**What the task requires**:
Return every line in the entries below where the word "número" shows up.

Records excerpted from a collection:
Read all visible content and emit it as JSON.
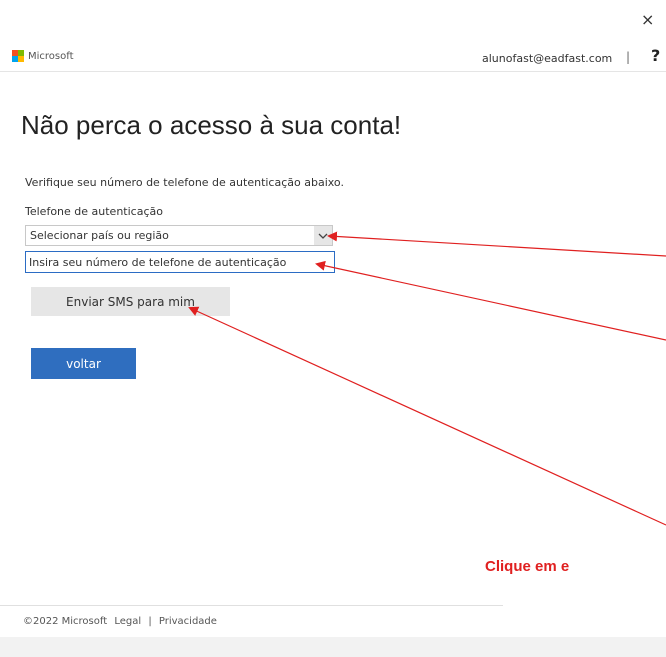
{
  "window": {
    "close_glyph": "×"
  },
  "header": {
    "logo_text": "Microsoft",
    "account": "alunofast@eadfast.com",
    "separator": "|",
    "help": "?"
  },
  "main": {
    "title": "Não perca o acesso à sua conta!",
    "description": "Verifique seu número de telefone de autenticação abaixo.",
    "phone_label": "Telefone de autenticação",
    "country_select": "Selecionar país ou região",
    "phone_placeholder": "Insira seu número de telefone de autenticação",
    "sms_button": "Enviar SMS para mim",
    "back_button": "voltar"
  },
  "annotation": {
    "text": "Clique em e"
  },
  "footer": {
    "copyright": "©2022 Microsoft",
    "legal": "Legal",
    "divider": "|",
    "privacy": "Privacidade"
  },
  "colors": {
    "accent": "#2f6ebf",
    "annotation": "#e02020",
    "ms_red": "#f25022",
    "ms_green": "#7fba00",
    "ms_blue": "#00a4ef",
    "ms_yellow": "#ffb900"
  },
  "icons": {
    "close": "close-icon",
    "help": "help-icon",
    "chevron": "chevron-down-icon"
  }
}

**Answer below**:
    "description": "Verifique seu número de telefone de autenticação abaixo.",
    "phone_placeholder": "Insira seu número de telefone de autenticação",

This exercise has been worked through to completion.